Former Capitol Hill assistant and attorney Tucker Anderson, Harvard graduate and Iraq war platoon leader Van Taylor and two-time Purple Heart recipient Bentley Nettles are raising money and promising a positive, strong campaign.
The three have never held elected office, but each proclaim strong commitment to civil service and ties to the state going back at least six generations.
Potential candidates Texas A&M University assistant professor Todd Kent and former congressional candidate Fred Wood decided not to run.
With nearly four months before the filing deadline Jan. 2, other challengers can still enter the race.
Some Republicans wished for a lone candidate instead of another three-way campaign. In 2004, then state Rep. Arlene Wohlgemuth, R-Burleson, defeated former Waco school board president Dot Snyder in a runoff after Texas A&M professor Dave McIntyre finished a strong third in the primary. Several Republicans said the primary weakened Wohlgemuth going into the general election.
“Many of us had hoped we would not have a primary battle, but it looks like that's now out of the question,” said M.A. Taylor, chairman of the McLennan County Republican Party.
“It just costs our candidates a lot of money, and lets Chet off scot-free.
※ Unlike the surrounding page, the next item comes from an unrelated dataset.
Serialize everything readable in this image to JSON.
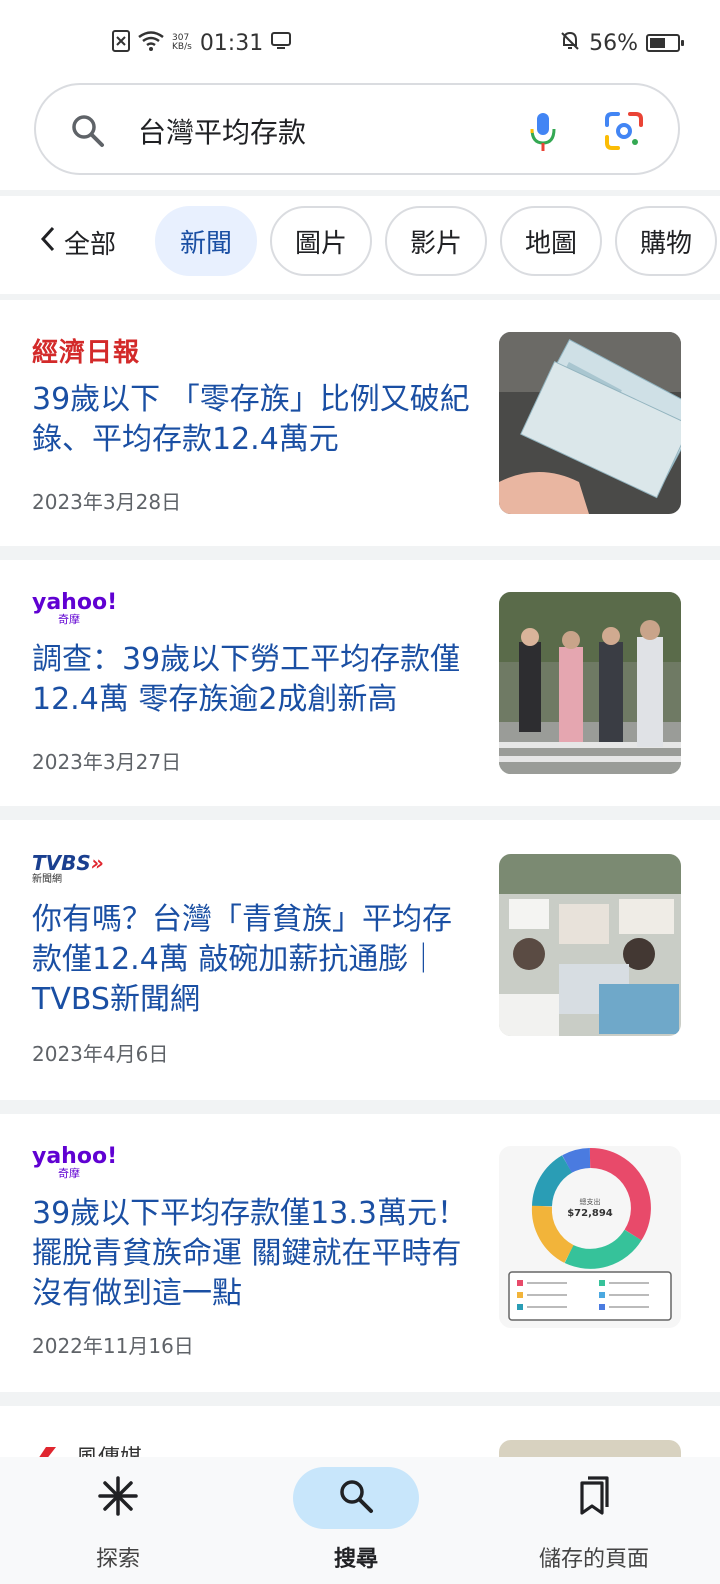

He gets to save his money, while we've got to spend ours,” Taylor said.
Edwards has already amassed more than $560,000 and likely won't face a Democratic challenger next spring. The Republican candidates don't have to announce their fundraising results until Oct. 15, when their first reports are due.
Edwards has said that if Republicans couldn't defeat him in 2004, with President Bush on the ticket, they're not going to do it in 2006.
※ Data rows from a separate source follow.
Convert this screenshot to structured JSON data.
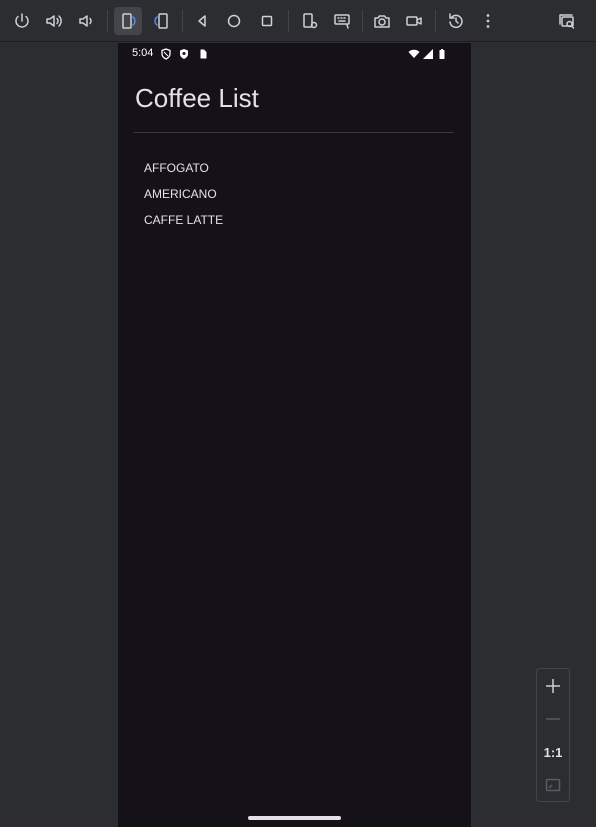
{
  "toolbar": {
    "buttons": [
      {
        "name": "power-icon"
      },
      {
        "name": "volume-up-icon"
      },
      {
        "name": "volume-down-icon"
      },
      {
        "name": "rotate-left-icon"
      },
      {
        "name": "rotate-right-icon"
      },
      {
        "name": "back-icon"
      },
      {
        "name": "home-icon"
      },
      {
        "name": "overview-icon"
      },
      {
        "name": "device-settings-icon"
      },
      {
        "name": "keyboard-icon"
      },
      {
        "name": "camera-icon"
      },
      {
        "name": "video-icon"
      },
      {
        "name": "snapshot-restore-icon"
      },
      {
        "name": "more-vertical-icon"
      },
      {
        "name": "zoom-window-icon"
      }
    ]
  },
  "status_bar": {
    "time": "5:04"
  },
  "app": {
    "title": "Coffee List",
    "items": [
      "AFFOGATO",
      "AMERICANO",
      "CAFFE LATTE"
    ]
  },
  "zoom": {
    "actual_size_label": "1:1"
  }
}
Baylor University associate political science professor Thomas Myers said with the lack of proven candidates with prior political service, it is going to be tough for the Republican Party next year.
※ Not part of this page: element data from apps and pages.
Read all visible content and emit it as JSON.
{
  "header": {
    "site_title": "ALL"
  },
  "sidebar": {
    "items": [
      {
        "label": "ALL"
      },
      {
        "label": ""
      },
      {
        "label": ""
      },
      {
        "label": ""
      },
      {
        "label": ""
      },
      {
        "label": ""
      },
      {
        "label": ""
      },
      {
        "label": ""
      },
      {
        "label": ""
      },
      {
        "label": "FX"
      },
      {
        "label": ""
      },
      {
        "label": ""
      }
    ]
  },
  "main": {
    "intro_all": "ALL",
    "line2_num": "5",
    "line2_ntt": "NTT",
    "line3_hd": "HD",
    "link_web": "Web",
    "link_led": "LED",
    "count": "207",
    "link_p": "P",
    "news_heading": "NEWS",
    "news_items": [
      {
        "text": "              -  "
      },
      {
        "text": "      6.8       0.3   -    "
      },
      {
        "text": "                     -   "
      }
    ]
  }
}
“Chet Edwards has all of that incumbency, all of the savvy that comes with those years of service, with all of the contacts in the community and a solid record of representing his district and I don't know that having fought in the Iraqi war will have much of a chance of overcoming that,” Myers said.
“I don't see the Republican Party having much of a chance in the general election,” Myers said.
M.A. Taylor, the county GOP chairman who shares no relation with the candidate, said don't count the party out.
“Chet said if they couldn't beat me with the President on the ballot, they couldn't beat me any other way,” Taylor said. “We'll just have to see.”
Side note: Edwards has opened his home to a family of Katrina evacuees.
As most evacuees in Texas are sleeping in shelters, hotels and living rooms, one family left homeless by the storm has settled comfortably into a congressional bedroom.
U.S. Rep. Chet Edwards, D-Waco, has opened his usually vacant three-bedroom in Waco home to Johnnie Marchand and her family.
Marchand left her home in Algiers, across from the Mississippi River from New Orleans, and has a son, daughter and two grandchildren. They ended up at a Baptist church in Waco, and she accepted Edward's offer to stay in his home when she met him last Saturday.
She said she had no idea at the time Edwards was a congressman.